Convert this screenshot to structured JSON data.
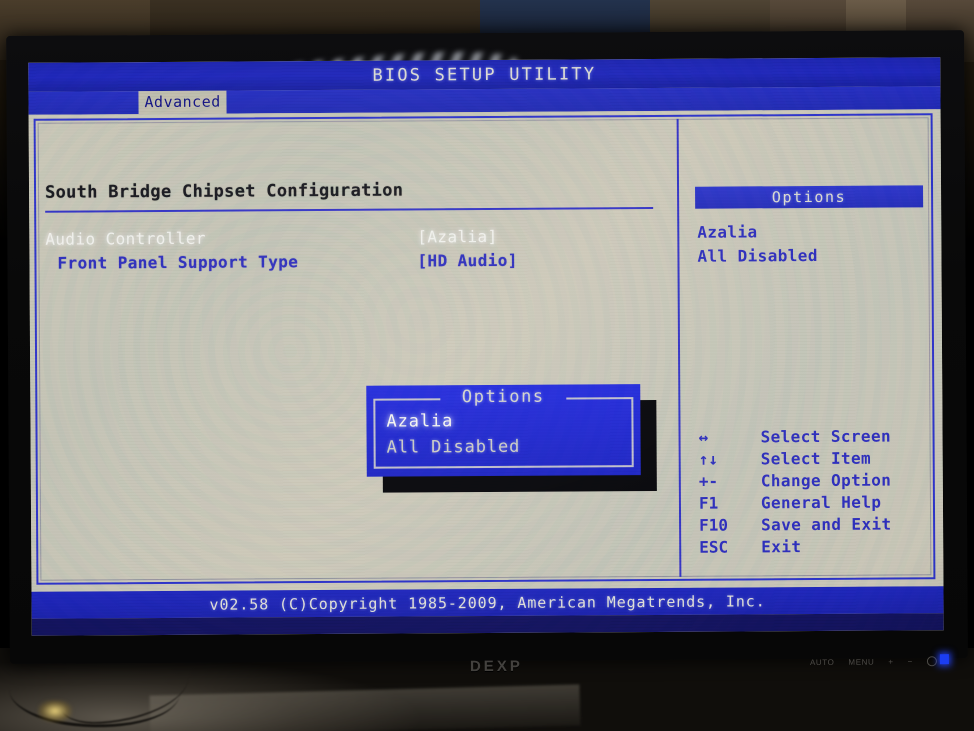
{
  "screen": {
    "title": "BIOS SETUP UTILITY",
    "menu_tabs": [
      {
        "label": "Advanced",
        "active": true
      }
    ],
    "section_title": "South Bridge Chipset Configuration",
    "settings": [
      {
        "label": "Audio Controller",
        "value": "[Azalia]",
        "selected": true
      },
      {
        "label": "Front Panel Support Type",
        "value": "[HD Audio]",
        "selected": false
      }
    ],
    "side_panel": {
      "header": "Options",
      "options": [
        "Azalia",
        "All Disabled"
      ]
    },
    "legend": {
      "rows": [
        {
          "key": "↔",
          "desc": "Select Screen"
        },
        {
          "key": "↑↓",
          "desc": "Select Item"
        },
        {
          "key": "+-",
          "desc": "Change Option"
        },
        {
          "key": "F1",
          "desc": "General Help"
        },
        {
          "key": "F10",
          "desc": "Save and Exit"
        },
        {
          "key": "ESC",
          "desc": "Exit"
        }
      ]
    },
    "footer": "v02.58 (C)Copyright 1985-2009, American Megatrends, Inc.",
    "popup": {
      "title": "Options",
      "items": [
        {
          "label": "Azalia",
          "selected": true
        },
        {
          "label": "All Disabled",
          "selected": false
        }
      ]
    }
  },
  "monitor": {
    "brand": "DEXP",
    "osd_buttons": [
      "AUTO",
      "MENU",
      "+",
      "−"
    ],
    "power_button_icon": "power-circle-icon",
    "power_led_color": "#1b3df2"
  },
  "colors": {
    "bios_blue": "#1d24b4",
    "bios_gray": "#c3c0b0",
    "text_blue": "#2a2ab6",
    "highlight_white": "#eeeeea"
  }
}
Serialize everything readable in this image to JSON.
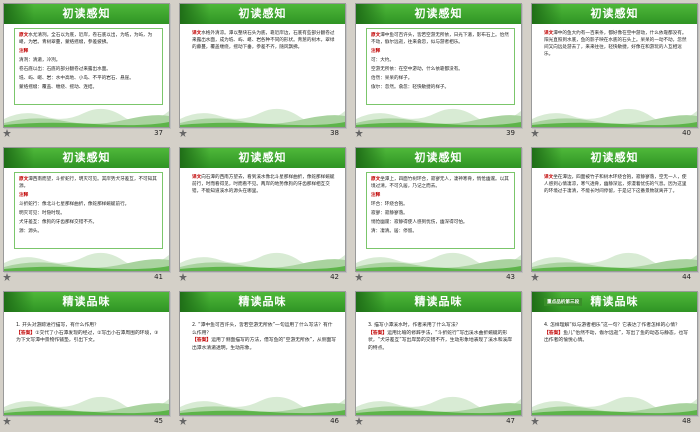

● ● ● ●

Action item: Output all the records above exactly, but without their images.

Answer space:
Convert this screenshot to structured JSON data.
{
  "screen": {
    "title": "BIOS SETUP UTILITY",
    "menu_tabs": [
      {
        "label": "Advanced",
        "active": true
      }
    ],
    "section_title": "South Bridge Chipset Configuration",
    "settings": [
      {
        "label": "Audio Controller",
        "value": "[Azalia]",
        "selected": true
      },
      {
        "label": "Front Panel Support Type",
        "value": "[HD Audio]",
        "selected": false
      }
    ],
    "side_panel": {
      "header": "Options",
      "options": [
        "Azalia",
        "All Disabled"
      ]
    },
    "legend": {
      "rows": [
        {
          "key": "↔",
          "desc": "Select Screen"
        },
        {
          "key": "↑↓",
          "desc": "Select Item"
        },
        {
          "key": "+-",
          "desc": "Change Option"
        },
        {
          "key": "F1",
          "desc": "General Help"
        },
        {
          "key": "F10",
          "desc": "Save and Exit"
        },
        {
          "key": "ESC",
          "desc": "Exit"
        }
      ]
    },
    "footer": "v02.58 (C)Copyright 1985-2009, American Megatrends, Inc.",
    "popup": {
      "title": "Options",
      "items": [
        {
          "label": "Azalia",
          "selected": true
        },
        {
          "label": "All Disabled",
          "selected": false
        }
      ]
    }
  },
  "monitor": {
    "brand": "DEXP",
    "osd_buttons": [
      "AUTO",
      "MENU",
      "+",
      "−"
    ],
    "power_button_icon": "power-circle-icon",
    "power_led_color": "#1b3df2"
  },
  "colors": {
    "bios_blue": "#1d24b4",
    "bios_gray": "#c3c0b0",
    "text_blue": "#2a2ab6",
    "highlight_white": "#eeeeea"
  }
}
Serialize everything readable in this image to JSON.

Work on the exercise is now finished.